Kuwait has been a member of the International Covenant on Civil and Political Rights (ICCPR) since 1996, which protects the right to freedom of expression, including peaceful criticism of public officials.
The Bahraini government has been trying to suppress an ongoing
uprising by introducing stricter penalties. In April, the
government passed a law making it illegal to insult the Gulf
state's King Hamad bin Issa al Khalifa, or its national symbols.
Recently, Bahraini blogger and activist Ali Abduleman was granted asylum in the UK after two years in hiding. Adbuleman claims he was persecuted by the government “for exercising the right to express his opinions” on his website.

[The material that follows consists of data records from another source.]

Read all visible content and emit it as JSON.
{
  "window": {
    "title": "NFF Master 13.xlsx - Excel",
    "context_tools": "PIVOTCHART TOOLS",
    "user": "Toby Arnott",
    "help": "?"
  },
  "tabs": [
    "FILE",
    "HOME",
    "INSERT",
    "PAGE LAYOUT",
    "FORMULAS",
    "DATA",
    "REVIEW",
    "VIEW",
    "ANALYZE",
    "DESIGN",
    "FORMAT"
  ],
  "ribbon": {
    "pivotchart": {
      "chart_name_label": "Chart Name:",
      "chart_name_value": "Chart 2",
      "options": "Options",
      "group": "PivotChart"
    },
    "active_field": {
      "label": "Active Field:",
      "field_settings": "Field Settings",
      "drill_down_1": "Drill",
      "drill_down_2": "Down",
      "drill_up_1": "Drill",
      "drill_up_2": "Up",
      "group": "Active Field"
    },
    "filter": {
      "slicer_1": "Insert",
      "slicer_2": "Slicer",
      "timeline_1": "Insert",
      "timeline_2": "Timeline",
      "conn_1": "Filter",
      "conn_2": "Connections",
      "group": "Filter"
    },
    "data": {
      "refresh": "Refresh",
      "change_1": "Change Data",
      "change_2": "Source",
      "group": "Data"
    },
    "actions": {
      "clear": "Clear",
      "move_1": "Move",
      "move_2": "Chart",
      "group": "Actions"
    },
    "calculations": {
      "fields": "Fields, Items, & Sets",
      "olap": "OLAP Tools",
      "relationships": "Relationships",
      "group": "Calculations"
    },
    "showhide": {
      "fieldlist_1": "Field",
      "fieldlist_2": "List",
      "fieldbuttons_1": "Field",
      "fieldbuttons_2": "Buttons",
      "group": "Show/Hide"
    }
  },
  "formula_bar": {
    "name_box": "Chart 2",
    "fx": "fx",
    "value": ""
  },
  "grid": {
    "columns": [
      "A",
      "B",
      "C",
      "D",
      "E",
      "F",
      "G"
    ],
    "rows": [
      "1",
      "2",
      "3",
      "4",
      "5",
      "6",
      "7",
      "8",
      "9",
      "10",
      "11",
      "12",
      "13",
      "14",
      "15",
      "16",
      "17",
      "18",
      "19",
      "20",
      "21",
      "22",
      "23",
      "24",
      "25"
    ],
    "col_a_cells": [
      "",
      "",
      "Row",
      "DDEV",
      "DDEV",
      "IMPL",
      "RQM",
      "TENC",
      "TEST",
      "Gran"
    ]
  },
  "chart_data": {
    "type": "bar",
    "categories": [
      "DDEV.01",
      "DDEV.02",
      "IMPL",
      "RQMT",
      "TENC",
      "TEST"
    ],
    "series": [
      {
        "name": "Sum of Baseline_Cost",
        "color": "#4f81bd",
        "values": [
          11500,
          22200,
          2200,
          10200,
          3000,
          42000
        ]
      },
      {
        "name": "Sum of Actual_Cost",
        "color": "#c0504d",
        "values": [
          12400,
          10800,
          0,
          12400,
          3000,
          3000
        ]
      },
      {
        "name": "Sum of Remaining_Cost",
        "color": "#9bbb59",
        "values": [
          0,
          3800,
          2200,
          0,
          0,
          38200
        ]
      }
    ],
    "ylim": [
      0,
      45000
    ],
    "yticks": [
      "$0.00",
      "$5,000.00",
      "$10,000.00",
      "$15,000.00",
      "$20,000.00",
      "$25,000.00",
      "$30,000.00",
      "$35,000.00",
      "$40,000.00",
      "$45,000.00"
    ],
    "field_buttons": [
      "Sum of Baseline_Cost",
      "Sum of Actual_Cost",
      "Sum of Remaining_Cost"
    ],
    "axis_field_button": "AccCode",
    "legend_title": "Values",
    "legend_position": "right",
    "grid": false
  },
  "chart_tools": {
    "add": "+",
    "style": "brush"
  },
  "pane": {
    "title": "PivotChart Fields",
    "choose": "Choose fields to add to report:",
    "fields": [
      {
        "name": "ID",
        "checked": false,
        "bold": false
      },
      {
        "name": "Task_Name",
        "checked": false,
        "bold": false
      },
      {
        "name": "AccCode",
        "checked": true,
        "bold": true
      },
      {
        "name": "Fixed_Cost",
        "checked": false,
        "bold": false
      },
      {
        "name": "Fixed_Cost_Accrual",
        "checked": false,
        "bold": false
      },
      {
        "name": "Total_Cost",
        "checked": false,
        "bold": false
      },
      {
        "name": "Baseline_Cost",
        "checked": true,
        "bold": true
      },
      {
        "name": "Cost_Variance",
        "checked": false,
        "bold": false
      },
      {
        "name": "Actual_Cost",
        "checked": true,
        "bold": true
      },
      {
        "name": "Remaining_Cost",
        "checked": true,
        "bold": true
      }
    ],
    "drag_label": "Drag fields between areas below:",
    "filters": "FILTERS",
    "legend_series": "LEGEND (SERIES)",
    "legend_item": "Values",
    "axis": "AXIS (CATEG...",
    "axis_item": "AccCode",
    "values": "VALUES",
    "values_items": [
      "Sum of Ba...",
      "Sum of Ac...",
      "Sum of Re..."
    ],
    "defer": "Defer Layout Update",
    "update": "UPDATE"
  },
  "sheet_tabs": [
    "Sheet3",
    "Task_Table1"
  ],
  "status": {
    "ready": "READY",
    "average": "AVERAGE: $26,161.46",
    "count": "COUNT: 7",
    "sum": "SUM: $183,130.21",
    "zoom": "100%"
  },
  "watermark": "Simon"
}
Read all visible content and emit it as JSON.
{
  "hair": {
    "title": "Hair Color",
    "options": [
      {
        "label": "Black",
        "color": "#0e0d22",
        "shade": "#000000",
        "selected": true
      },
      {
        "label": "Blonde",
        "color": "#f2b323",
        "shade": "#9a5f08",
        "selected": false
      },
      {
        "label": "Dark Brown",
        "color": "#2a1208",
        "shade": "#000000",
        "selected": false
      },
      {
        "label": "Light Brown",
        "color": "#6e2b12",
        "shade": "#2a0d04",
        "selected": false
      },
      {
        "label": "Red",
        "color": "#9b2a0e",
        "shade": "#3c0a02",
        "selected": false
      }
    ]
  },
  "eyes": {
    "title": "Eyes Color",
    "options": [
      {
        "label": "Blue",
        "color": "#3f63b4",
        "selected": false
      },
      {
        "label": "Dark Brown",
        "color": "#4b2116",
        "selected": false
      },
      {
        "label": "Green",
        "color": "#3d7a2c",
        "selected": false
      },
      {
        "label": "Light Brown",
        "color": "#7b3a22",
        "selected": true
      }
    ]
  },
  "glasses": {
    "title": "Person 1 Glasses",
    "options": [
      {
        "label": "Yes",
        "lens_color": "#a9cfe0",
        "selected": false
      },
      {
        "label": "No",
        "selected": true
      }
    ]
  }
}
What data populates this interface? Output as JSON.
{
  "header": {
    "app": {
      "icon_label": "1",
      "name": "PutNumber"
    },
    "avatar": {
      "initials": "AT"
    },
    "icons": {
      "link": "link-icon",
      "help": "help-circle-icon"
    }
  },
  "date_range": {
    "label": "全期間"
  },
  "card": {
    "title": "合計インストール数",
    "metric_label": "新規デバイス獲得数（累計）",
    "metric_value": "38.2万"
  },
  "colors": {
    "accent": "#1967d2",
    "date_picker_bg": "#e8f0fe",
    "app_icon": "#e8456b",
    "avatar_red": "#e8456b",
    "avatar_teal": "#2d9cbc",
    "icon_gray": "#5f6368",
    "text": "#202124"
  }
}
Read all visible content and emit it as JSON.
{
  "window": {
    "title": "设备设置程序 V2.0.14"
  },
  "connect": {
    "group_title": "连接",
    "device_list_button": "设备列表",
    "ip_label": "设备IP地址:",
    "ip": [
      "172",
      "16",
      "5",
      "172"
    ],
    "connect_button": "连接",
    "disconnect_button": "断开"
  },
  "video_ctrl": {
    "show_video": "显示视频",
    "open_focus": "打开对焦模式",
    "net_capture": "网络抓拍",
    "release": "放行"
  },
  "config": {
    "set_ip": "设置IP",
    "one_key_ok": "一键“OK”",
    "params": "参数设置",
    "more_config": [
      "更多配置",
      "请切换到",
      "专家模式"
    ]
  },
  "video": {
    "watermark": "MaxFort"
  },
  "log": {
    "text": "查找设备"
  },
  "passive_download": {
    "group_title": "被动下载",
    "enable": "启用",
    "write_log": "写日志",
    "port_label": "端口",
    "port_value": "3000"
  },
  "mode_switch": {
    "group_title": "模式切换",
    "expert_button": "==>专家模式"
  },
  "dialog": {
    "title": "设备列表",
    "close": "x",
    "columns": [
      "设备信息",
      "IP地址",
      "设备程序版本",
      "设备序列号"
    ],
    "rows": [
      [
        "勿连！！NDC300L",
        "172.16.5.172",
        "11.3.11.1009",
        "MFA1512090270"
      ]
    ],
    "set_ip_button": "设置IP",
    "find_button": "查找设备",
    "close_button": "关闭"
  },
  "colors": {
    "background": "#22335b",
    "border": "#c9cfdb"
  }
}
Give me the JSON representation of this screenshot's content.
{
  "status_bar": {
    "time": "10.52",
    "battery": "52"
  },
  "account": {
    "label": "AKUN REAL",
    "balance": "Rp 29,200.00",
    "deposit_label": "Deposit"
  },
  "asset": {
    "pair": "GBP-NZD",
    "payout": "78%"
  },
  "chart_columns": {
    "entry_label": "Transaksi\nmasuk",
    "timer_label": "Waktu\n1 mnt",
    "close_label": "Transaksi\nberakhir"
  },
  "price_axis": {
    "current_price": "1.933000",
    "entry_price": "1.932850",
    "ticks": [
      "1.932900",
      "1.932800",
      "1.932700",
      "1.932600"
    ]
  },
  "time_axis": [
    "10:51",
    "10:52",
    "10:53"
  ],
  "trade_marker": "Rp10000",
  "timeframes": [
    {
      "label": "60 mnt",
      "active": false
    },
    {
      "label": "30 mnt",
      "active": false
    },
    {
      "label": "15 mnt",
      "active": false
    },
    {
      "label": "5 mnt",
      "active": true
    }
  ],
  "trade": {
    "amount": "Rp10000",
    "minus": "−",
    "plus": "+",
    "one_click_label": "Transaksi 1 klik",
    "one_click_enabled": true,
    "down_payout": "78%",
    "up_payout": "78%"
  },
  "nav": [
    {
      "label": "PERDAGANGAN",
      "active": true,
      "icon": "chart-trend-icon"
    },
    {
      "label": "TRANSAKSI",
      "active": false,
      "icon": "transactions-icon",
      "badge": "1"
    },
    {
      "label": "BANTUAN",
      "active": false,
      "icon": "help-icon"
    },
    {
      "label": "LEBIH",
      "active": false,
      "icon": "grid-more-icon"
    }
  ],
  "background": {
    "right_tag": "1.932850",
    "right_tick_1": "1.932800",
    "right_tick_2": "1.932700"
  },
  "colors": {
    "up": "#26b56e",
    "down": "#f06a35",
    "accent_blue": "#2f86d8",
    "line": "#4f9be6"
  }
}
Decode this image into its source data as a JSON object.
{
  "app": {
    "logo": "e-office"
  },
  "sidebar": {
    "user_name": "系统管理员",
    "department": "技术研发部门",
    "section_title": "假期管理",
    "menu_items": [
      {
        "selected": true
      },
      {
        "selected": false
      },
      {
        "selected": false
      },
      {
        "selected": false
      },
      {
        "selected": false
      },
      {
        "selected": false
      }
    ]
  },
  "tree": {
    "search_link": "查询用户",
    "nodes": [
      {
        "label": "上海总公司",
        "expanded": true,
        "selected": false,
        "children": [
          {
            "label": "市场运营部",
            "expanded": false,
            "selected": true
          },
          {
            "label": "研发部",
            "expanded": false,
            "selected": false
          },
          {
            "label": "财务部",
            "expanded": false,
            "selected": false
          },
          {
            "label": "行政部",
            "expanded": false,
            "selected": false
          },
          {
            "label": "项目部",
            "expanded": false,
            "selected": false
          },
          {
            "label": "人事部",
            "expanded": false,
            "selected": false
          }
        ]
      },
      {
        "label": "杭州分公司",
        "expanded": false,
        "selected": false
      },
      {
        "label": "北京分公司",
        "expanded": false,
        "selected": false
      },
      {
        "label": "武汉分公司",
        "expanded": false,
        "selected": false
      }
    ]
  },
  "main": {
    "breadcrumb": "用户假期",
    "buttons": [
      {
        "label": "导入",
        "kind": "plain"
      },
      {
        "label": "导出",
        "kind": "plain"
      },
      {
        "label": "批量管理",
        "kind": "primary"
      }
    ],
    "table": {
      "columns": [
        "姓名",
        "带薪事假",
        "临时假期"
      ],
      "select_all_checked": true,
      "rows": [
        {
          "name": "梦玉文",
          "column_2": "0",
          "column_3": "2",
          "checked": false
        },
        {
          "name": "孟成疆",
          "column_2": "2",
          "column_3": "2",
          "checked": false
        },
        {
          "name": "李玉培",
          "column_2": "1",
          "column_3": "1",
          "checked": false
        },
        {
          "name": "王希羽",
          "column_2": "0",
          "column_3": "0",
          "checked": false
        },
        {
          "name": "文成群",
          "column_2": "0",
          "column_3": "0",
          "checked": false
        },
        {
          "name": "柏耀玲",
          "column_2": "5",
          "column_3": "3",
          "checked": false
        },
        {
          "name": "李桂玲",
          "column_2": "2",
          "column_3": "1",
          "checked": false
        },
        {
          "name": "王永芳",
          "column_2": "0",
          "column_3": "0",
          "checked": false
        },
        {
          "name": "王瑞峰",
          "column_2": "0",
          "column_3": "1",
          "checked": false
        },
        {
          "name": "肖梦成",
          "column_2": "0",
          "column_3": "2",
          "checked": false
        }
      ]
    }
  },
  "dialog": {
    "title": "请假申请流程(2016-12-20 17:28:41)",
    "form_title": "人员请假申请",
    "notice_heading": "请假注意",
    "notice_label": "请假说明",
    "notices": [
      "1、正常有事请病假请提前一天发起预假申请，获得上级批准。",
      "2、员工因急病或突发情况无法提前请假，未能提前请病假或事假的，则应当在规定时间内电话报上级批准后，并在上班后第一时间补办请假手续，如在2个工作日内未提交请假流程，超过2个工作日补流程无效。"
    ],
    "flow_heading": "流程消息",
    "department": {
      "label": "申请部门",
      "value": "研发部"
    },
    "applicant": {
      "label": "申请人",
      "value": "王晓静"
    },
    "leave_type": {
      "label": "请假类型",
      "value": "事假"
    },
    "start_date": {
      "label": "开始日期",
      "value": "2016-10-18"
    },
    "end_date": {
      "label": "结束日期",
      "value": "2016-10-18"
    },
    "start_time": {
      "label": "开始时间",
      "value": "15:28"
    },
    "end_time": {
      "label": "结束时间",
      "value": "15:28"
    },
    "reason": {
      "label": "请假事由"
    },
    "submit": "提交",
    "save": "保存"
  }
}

The Bahraini government claims he was tried for “inciting and encouraging continuous violent attacks against police officers” and conspired to spread “false and inflammatory rumors.”
In May, 62-year-old Bahraini protester Abdulla Sayegh was sentenced to three months in prison for hanging a national flag from his truck during a 2011 rally. The same month, six Twitter users were jailed for allegedly offensive comments about the country’s ruler deemed to be 'abusing freedom of expression.’ According to prosecutors, they posted comments that undermined “the values and traditions of Bahrain's society towards the king."
One of the best-known human rights abuse cases in Bahrain is that of activist Nabeel Rajab, who was sentenced to three years in jail in August 2012 on charges of ‘participating in an illegal assembly’ and ‘calling for a march without prior notification.’ He openly criticized the country’s regime on RT for Julian Assange’s show The World Tomorrow.
The country has witnessed mass protests led by the kingdom’s majority Shiites against the minority Sunni-led government for two years. The Shiite demonstrators call for a transfer to a democratic system, and complain of discrimination in jobs and government. Their loyalty is in turn questioned by the ruling Al Khalifa monarchy, which has been in power for decades.